» **Items from an interface collection**
________________________

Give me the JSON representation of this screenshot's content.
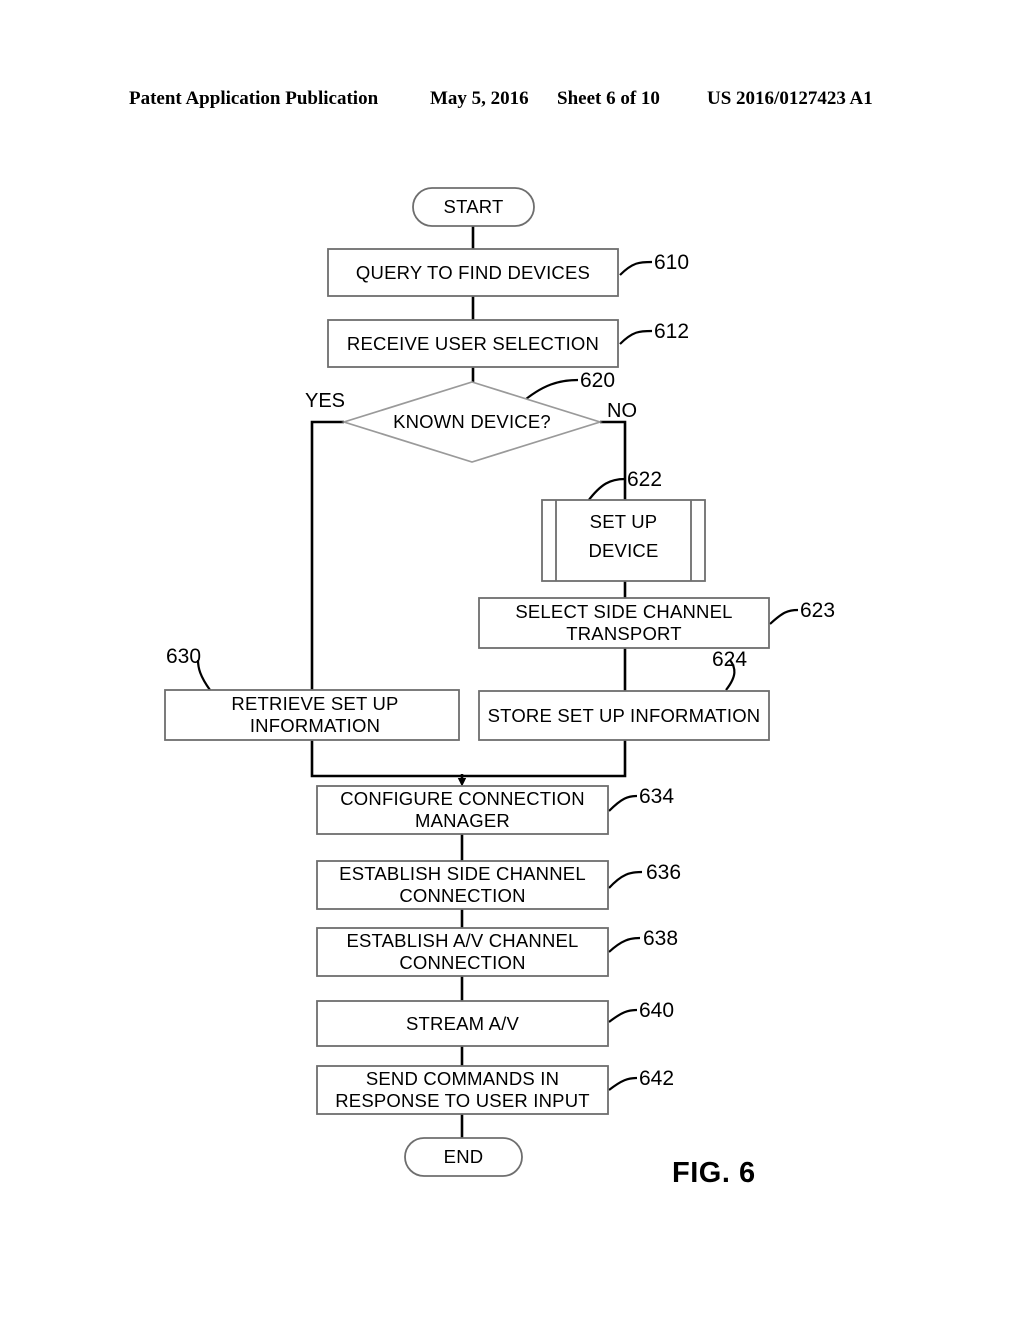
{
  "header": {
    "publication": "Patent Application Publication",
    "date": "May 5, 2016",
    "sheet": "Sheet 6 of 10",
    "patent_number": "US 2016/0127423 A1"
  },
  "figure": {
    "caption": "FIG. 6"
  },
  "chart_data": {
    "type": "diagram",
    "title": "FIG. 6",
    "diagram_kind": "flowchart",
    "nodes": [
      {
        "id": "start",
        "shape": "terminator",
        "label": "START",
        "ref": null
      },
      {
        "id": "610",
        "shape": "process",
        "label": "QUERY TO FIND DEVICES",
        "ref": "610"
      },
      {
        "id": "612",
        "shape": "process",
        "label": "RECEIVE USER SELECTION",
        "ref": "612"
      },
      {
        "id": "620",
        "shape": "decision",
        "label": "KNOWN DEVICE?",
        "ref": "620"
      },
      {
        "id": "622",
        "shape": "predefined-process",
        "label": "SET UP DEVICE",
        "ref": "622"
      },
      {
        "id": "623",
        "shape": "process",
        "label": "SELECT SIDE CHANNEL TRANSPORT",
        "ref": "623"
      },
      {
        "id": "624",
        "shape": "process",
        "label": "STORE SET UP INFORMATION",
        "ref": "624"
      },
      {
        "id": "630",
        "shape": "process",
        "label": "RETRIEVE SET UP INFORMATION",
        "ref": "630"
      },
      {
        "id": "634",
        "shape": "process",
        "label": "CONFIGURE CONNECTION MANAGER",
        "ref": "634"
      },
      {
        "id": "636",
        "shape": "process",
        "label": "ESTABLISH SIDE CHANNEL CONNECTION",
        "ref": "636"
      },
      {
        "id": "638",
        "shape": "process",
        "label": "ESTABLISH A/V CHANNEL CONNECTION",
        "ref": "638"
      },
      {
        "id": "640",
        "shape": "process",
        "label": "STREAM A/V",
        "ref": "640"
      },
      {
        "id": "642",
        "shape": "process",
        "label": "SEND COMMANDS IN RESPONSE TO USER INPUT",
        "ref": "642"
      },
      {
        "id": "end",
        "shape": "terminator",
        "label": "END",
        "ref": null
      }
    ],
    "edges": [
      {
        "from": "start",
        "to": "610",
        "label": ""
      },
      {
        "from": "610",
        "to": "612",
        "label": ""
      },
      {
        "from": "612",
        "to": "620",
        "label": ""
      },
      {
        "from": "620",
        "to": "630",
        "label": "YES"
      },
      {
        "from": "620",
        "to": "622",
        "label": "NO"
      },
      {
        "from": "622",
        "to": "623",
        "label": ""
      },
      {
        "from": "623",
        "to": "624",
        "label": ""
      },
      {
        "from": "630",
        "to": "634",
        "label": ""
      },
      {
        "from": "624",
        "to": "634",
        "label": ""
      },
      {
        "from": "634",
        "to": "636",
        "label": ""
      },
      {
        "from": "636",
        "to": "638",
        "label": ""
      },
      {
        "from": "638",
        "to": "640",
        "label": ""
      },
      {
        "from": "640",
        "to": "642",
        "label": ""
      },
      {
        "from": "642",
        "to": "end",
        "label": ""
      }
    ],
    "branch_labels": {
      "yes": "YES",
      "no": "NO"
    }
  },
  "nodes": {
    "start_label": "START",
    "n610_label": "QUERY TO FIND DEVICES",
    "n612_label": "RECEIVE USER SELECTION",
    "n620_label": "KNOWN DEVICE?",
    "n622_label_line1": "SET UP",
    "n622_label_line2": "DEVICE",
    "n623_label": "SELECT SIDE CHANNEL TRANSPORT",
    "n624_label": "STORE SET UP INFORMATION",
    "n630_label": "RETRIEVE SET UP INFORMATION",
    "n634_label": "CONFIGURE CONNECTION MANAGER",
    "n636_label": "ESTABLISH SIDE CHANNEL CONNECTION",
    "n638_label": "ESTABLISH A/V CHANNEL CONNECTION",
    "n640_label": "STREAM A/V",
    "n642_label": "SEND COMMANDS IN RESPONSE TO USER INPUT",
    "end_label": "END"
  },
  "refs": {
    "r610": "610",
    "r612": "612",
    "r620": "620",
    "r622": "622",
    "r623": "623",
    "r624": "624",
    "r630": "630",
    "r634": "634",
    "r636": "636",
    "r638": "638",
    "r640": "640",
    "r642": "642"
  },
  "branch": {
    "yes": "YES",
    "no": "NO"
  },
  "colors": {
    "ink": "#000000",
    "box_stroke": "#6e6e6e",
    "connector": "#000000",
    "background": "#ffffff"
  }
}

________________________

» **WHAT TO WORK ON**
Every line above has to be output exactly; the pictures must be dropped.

» **RESULT OF THE EXERCISE**
Give me the JSON representation of this screenshot's content.
{
  "header": {
    "publication": "Patent Application Publication",
    "date": "May 5, 2016",
    "sheet": "Sheet 6 of 10",
    "patent_number": "US 2016/0127423 A1"
  },
  "figure": {
    "caption": "FIG. 6"
  },
  "chart_data": {
    "type": "diagram",
    "title": "FIG. 6",
    "diagram_kind": "flowchart",
    "nodes": [
      {
        "id": "start",
        "shape": "terminator",
        "label": "START",
        "ref": null
      },
      {
        "id": "610",
        "shape": "process",
        "label": "QUERY TO FIND DEVICES",
        "ref": "610"
      },
      {
        "id": "612",
        "shape": "process",
        "label": "RECEIVE USER SELECTION",
        "ref": "612"
      },
      {
        "id": "620",
        "shape": "decision",
        "label": "KNOWN DEVICE?",
        "ref": "620"
      },
      {
        "id": "622",
        "shape": "predefined-process",
        "label": "SET UP DEVICE",
        "ref": "622"
      },
      {
        "id": "623",
        "shape": "process",
        "label": "SELECT SIDE CHANNEL TRANSPORT",
        "ref": "623"
      },
      {
        "id": "624",
        "shape": "process",
        "label": "STORE SET UP INFORMATION",
        "ref": "624"
      },
      {
        "id": "630",
        "shape": "process",
        "label": "RETRIEVE SET UP INFORMATION",
        "ref": "630"
      },
      {
        "id": "634",
        "shape": "process",
        "label": "CONFIGURE CONNECTION MANAGER",
        "ref": "634"
      },
      {
        "id": "636",
        "shape": "process",
        "label": "ESTABLISH SIDE CHANNEL CONNECTION",
        "ref": "636"
      },
      {
        "id": "638",
        "shape": "process",
        "label": "ESTABLISH A/V CHANNEL CONNECTION",
        "ref": "638"
      },
      {
        "id": "640",
        "shape": "process",
        "label": "STREAM A/V",
        "ref": "640"
      },
      {
        "id": "642",
        "shape": "process",
        "label": "SEND COMMANDS IN RESPONSE TO USER INPUT",
        "ref": "642"
      },
      {
        "id": "end",
        "shape": "terminator",
        "label": "END",
        "ref": null
      }
    ],
    "edges": [
      {
        "from": "start",
        "to": "610",
        "label": ""
      },
      {
        "from": "610",
        "to": "612",
        "label": ""
      },
      {
        "from": "612",
        "to": "620",
        "label": ""
      },
      {
        "from": "620",
        "to": "630",
        "label": "YES"
      },
      {
        "from": "620",
        "to": "622",
        "label": "NO"
      },
      {
        "from": "622",
        "to": "623",
        "label": ""
      },
      {
        "from": "623",
        "to": "624",
        "label": ""
      },
      {
        "from": "630",
        "to": "634",
        "label": ""
      },
      {
        "from": "624",
        "to": "634",
        "label": ""
      },
      {
        "from": "634",
        "to": "636",
        "label": ""
      },
      {
        "from": "636",
        "to": "638",
        "label": ""
      },
      {
        "from": "638",
        "to": "640",
        "label": ""
      },
      {
        "from": "640",
        "to": "642",
        "label": ""
      },
      {
        "from": "642",
        "to": "end",
        "label": ""
      }
    ],
    "branch_labels": {
      "yes": "YES",
      "no": "NO"
    }
  },
  "nodes": {
    "start_label": "START",
    "n610_label": "QUERY TO FIND DEVICES",
    "n612_label": "RECEIVE USER SELECTION",
    "n620_label": "KNOWN DEVICE?",
    "n622_label_line1": "SET UP",
    "n622_label_line2": "DEVICE",
    "n623_label": "SELECT SIDE CHANNEL TRANSPORT",
    "n624_label": "STORE SET UP INFORMATION",
    "n630_label": "RETRIEVE SET UP INFORMATION",
    "n634_label": "CONFIGURE CONNECTION MANAGER",
    "n636_label": "ESTABLISH SIDE CHANNEL CONNECTION",
    "n638_label": "ESTABLISH A/V CHANNEL CONNECTION",
    "n640_label": "STREAM A/V",
    "n642_label": "SEND COMMANDS IN RESPONSE TO USER INPUT",
    "end_label": "END"
  },
  "refs": {
    "r610": "610",
    "r612": "612",
    "r620": "620",
    "r622": "622",
    "r623": "623",
    "r624": "624",
    "r630": "630",
    "r634": "634",
    "r636": "636",
    "r638": "638",
    "r640": "640",
    "r642": "642"
  },
  "branch": {
    "yes": "YES",
    "no": "NO"
  },
  "colors": {
    "ink": "#000000",
    "box_stroke": "#6e6e6e",
    "connector": "#000000",
    "background": "#ffffff"
  }
}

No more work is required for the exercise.